Starwood raised its outlook for the year and reported a higher-than-expected quarterly profit.
The company topped Wall Street forecasts in large part because its brands, including Sheraton and St. Regis, outperformed those of rival Marriott International <MAR.N> in the quarter, said FBR Capital Markets analyst Patrick Scholes.
The weakness in some Marriott brands hurt the results reported by Host, a real estate investment trust that owns many Marriott hotels, Scholes said.
Still, Host reported higher funds from operations, a measure of performance that removes the profit-reducing effect of depreciation, a noncash accounting item.
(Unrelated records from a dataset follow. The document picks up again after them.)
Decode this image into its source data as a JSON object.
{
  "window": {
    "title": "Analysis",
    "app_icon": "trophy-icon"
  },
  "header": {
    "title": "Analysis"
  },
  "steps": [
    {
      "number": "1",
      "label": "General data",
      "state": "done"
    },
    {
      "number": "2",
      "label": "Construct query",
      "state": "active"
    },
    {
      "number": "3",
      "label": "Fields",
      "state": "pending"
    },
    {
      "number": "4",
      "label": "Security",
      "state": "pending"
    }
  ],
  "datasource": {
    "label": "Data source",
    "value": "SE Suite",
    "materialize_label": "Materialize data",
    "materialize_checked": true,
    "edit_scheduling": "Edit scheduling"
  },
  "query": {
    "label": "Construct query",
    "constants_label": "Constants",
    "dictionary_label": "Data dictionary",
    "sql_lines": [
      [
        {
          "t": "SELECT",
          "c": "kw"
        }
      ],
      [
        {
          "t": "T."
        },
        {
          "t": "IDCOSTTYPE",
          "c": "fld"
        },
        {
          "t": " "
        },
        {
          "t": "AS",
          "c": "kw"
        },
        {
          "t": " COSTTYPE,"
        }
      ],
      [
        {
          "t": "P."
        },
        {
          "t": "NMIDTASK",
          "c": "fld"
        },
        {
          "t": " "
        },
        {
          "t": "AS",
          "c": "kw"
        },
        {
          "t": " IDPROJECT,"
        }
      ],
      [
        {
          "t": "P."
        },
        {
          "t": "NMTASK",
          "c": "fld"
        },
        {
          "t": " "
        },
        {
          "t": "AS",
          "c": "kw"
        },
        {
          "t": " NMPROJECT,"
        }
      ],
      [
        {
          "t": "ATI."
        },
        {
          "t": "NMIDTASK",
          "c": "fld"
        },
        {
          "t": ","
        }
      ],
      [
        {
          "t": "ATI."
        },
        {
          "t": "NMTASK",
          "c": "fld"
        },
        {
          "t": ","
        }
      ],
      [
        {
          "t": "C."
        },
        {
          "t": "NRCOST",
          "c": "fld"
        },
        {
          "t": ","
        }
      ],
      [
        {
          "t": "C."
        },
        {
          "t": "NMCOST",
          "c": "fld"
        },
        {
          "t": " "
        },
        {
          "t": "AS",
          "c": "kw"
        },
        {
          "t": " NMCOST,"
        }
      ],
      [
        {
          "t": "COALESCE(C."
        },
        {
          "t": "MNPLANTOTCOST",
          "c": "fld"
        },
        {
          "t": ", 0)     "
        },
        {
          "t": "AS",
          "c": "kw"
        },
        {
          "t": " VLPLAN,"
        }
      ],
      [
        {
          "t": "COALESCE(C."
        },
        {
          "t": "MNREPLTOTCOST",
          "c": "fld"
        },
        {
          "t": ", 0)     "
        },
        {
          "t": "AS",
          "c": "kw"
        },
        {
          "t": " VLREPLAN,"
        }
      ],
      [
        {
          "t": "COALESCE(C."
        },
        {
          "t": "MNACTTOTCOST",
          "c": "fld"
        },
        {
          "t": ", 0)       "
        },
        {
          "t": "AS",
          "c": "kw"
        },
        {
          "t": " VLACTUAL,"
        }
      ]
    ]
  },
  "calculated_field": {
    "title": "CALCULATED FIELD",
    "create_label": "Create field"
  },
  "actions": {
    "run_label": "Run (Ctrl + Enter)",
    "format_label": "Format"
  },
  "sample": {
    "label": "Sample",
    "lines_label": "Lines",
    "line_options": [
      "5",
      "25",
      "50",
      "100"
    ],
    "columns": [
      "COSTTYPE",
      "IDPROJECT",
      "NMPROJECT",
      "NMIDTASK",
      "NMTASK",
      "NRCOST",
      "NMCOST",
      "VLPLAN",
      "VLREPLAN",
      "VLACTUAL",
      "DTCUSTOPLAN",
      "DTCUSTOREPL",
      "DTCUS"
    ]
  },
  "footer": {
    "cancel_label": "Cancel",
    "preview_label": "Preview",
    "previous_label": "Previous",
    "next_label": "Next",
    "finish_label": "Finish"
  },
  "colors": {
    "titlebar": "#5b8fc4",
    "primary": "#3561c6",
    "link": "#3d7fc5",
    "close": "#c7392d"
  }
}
Scholes has a "hold" rating on Starwood shares and recommends that investors buy Marriott.
"The economy is improving. These companies are benefiting from that," he said.
Last week Marriott reported first-quarter earnings that missed Wall Street expectations.
Starwood forecast 2011 earnings of $1.60 to $1.70 per share, up from an earlier forecast of $1.55 to $1.65.
Excluding a charge related to the earthquake in Japan last month, the company posted first-quarter earnings of $58 million, or 30 cents per share, compared with $24 million, or 13 cents per share, a year earlier.
Analysts expected 25 cents per share, according to Thomson Reuters I/B/E/S.
Starwood, the eighth-biggest hotel operator in the world by room count according to Smith Travel Research, said revenue per available room, or revPAR, rose 10.4 percent in the quarter.
A commonly used gauge of a hotel's financial health, revPAR multiples the occupancy rate by the room rate.
At Host, revPAR increased 7 percent, while FFO rose to 11 cents per share from 8 cents a year earlier.
Although the U.S. economic recovery remains sluggish, lodging has bounced back faster than many industries and asset classes due to hoteliers' ability to adjust its room rates nightly as travel demand rises.
(Reporting by Helen Chernikoff; Editing by John Wallace)